TO DO
For every line in the records below that contains the word "Area", add one to a count, and report only that count.

[Page and application data records]
_ _ _ _ _
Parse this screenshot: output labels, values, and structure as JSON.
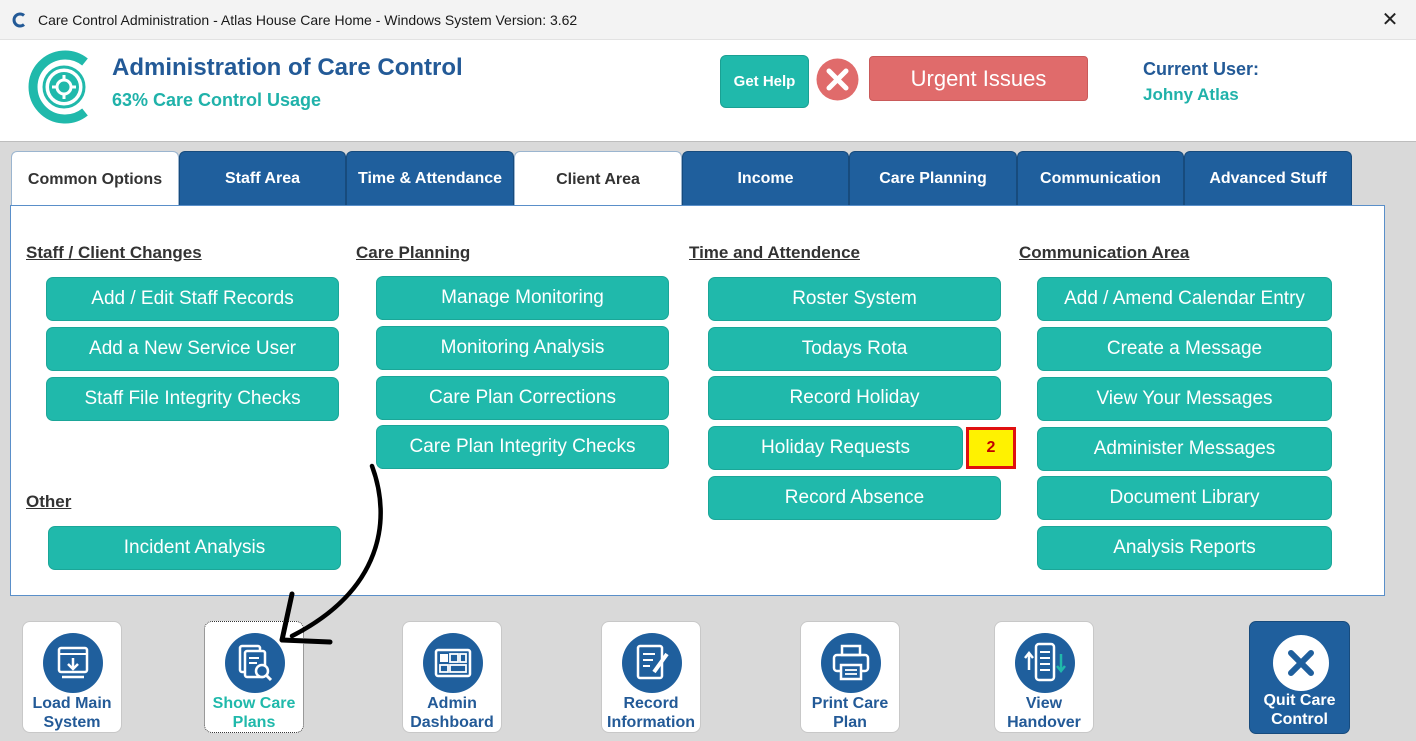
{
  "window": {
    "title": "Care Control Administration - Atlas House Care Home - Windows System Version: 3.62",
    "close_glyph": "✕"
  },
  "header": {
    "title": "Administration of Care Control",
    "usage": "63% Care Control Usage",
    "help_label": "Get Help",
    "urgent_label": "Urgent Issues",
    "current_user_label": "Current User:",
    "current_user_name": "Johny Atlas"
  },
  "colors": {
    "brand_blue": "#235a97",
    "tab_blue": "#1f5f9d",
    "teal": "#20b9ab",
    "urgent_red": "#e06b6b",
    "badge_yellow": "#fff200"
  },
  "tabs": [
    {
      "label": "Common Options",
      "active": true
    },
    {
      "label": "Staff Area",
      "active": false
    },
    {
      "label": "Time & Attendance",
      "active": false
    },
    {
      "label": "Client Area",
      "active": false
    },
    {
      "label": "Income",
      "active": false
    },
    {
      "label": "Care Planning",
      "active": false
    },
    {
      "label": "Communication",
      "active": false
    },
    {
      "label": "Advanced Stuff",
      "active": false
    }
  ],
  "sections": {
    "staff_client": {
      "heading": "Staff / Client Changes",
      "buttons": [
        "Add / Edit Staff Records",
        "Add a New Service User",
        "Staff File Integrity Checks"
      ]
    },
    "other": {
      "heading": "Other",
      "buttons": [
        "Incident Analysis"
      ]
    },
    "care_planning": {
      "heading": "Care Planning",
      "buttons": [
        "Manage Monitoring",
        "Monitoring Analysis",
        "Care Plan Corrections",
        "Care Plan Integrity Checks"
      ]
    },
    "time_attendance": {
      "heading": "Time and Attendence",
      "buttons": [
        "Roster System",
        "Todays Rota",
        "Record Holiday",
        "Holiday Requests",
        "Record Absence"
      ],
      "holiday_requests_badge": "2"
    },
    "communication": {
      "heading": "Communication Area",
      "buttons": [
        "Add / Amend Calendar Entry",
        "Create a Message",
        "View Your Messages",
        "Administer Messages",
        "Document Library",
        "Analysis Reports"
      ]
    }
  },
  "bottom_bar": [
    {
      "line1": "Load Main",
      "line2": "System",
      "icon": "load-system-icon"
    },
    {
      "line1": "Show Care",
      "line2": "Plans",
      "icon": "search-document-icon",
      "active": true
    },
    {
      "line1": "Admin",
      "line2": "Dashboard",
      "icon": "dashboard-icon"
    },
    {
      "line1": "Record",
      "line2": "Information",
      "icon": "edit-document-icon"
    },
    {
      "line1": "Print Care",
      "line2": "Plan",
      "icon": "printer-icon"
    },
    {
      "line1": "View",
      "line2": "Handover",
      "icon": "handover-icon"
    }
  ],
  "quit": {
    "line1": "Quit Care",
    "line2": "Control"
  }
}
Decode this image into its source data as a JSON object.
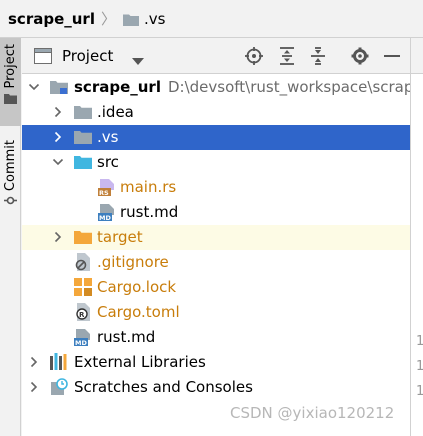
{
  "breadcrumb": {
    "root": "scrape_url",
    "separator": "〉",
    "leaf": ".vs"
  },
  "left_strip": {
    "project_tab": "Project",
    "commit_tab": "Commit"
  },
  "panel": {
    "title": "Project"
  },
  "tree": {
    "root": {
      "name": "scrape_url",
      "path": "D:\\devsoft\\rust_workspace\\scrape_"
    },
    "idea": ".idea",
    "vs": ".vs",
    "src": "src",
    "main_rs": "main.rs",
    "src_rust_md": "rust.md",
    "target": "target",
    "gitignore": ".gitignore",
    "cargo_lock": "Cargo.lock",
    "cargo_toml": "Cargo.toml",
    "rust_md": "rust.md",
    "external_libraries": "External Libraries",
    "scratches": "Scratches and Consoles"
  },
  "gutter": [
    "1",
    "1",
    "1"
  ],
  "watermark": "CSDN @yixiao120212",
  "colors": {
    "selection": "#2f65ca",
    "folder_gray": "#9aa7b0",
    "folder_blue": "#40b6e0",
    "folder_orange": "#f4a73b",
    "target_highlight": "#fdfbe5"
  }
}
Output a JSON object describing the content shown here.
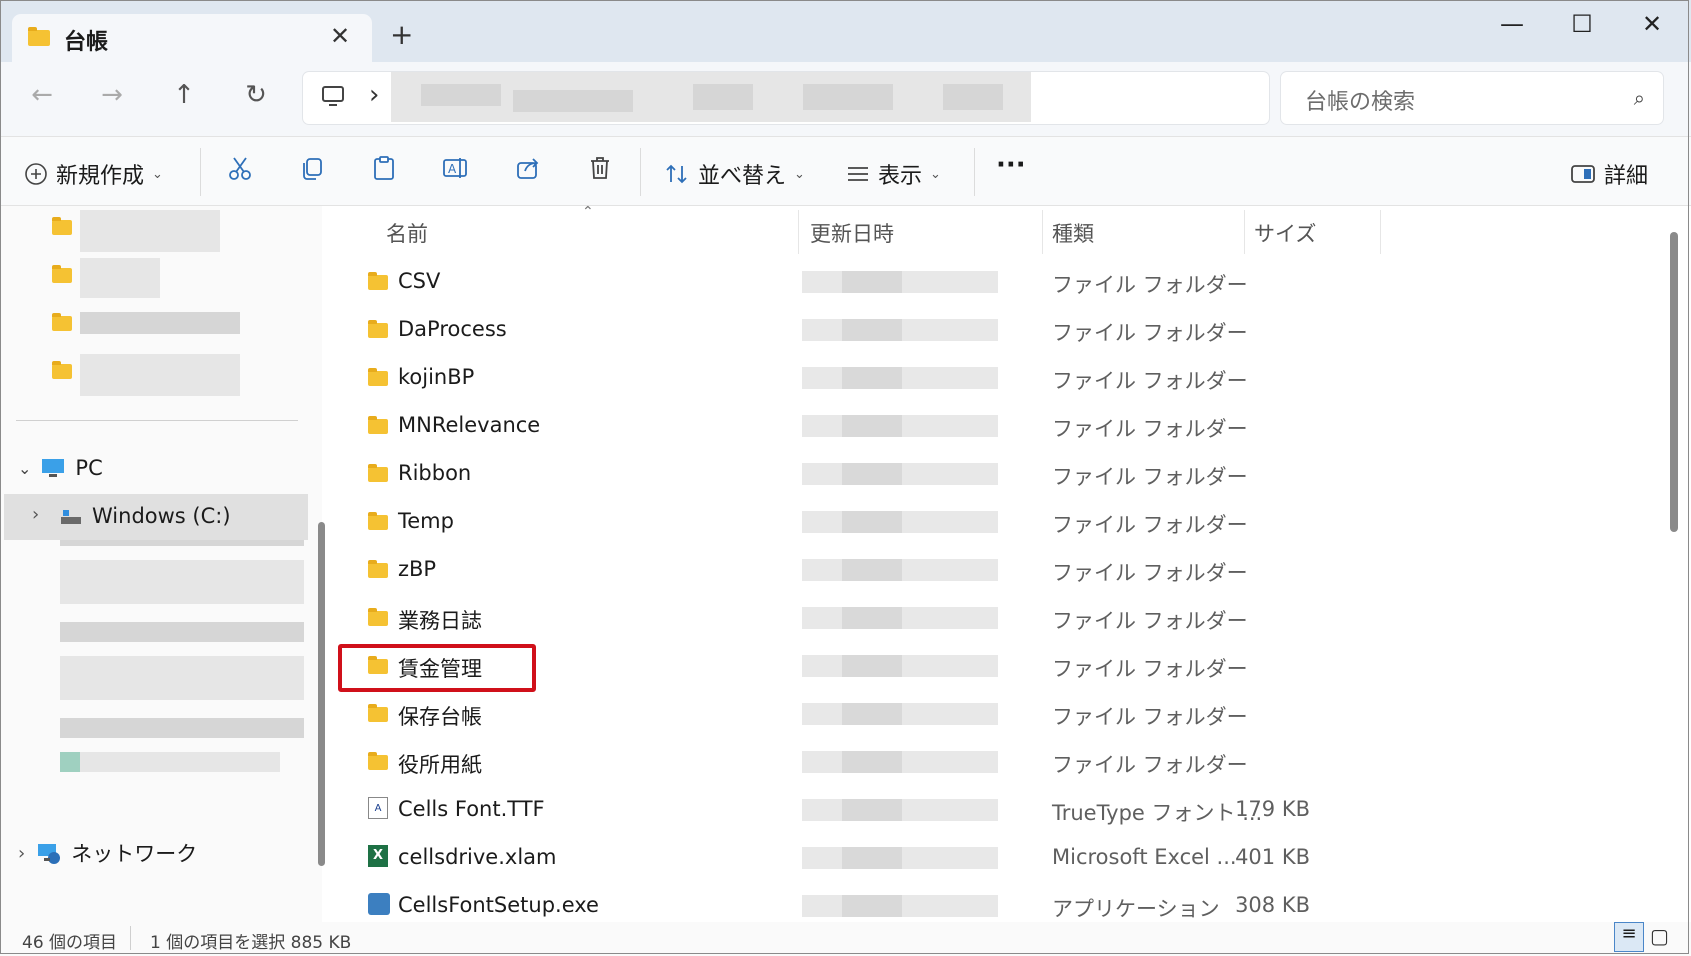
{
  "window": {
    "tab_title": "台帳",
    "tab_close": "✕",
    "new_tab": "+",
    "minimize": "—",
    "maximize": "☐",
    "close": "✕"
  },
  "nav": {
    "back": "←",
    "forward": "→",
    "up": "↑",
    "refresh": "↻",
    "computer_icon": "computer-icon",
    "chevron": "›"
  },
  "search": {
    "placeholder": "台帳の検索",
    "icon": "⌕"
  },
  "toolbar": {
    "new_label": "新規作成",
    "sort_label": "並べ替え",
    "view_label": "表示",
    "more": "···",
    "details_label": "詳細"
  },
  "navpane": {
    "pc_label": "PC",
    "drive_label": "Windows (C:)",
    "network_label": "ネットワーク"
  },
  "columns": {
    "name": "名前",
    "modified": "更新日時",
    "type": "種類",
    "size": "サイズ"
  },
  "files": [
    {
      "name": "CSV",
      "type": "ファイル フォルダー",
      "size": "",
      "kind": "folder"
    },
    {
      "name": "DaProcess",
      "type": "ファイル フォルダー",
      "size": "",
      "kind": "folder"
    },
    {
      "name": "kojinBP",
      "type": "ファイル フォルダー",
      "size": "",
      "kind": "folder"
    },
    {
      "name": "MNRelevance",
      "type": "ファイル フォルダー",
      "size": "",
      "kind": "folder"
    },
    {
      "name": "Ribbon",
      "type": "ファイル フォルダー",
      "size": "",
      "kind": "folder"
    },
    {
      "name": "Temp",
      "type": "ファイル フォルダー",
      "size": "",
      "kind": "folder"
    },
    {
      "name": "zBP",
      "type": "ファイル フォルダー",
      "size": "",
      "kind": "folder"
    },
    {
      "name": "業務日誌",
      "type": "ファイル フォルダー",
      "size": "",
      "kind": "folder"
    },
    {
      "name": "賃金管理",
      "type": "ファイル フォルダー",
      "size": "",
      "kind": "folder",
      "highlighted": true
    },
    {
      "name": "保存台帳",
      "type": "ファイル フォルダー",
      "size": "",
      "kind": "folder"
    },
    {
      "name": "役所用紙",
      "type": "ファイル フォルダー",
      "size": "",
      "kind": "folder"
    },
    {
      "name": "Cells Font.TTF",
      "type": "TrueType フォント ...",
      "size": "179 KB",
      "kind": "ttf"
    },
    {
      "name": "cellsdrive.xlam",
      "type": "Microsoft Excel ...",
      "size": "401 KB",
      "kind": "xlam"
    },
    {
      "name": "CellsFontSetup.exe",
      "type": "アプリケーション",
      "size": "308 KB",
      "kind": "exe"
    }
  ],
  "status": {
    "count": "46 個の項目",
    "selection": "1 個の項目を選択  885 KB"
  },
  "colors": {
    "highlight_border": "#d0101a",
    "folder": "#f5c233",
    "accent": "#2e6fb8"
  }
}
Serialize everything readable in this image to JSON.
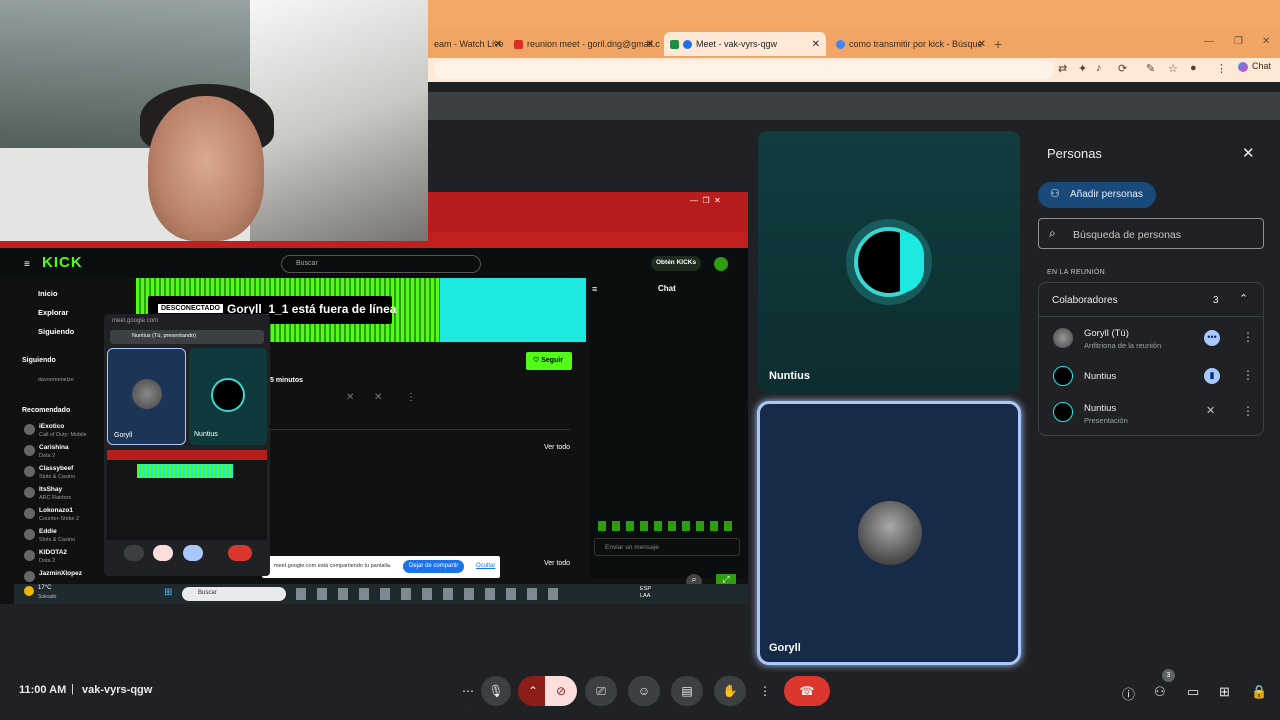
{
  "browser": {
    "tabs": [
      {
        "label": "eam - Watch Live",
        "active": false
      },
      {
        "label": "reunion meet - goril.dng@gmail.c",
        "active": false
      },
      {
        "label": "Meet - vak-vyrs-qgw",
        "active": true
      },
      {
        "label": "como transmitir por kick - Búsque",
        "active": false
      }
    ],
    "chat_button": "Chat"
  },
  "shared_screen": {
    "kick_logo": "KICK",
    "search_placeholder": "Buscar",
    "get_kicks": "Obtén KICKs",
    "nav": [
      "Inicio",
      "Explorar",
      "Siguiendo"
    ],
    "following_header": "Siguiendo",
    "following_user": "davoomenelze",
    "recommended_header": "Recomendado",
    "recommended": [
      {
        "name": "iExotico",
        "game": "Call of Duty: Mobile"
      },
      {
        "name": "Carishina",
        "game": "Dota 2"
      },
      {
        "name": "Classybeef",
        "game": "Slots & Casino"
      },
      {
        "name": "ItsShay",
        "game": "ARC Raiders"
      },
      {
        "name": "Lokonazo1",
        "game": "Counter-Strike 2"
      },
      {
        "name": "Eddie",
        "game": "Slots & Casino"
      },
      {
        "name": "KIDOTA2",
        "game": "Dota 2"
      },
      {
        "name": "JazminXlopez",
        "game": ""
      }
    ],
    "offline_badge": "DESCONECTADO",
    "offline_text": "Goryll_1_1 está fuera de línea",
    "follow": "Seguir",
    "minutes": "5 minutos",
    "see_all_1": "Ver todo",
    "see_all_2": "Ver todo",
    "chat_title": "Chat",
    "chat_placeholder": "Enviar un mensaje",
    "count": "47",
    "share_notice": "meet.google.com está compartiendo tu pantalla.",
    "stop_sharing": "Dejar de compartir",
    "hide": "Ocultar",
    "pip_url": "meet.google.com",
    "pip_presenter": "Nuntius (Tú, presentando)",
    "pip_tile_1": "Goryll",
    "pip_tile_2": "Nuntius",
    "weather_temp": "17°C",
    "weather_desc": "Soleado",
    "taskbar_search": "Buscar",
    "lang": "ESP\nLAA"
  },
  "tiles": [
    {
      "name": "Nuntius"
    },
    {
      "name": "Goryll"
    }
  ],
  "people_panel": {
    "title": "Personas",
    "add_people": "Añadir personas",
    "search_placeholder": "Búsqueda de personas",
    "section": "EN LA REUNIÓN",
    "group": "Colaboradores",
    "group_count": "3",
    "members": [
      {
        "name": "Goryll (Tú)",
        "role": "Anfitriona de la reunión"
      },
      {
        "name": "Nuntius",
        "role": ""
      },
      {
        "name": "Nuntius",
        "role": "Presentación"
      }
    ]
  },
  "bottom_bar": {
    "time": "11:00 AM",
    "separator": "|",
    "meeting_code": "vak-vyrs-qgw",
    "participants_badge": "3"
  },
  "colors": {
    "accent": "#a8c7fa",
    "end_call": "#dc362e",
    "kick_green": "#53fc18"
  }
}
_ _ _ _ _
PROBLEM SOLUTION
3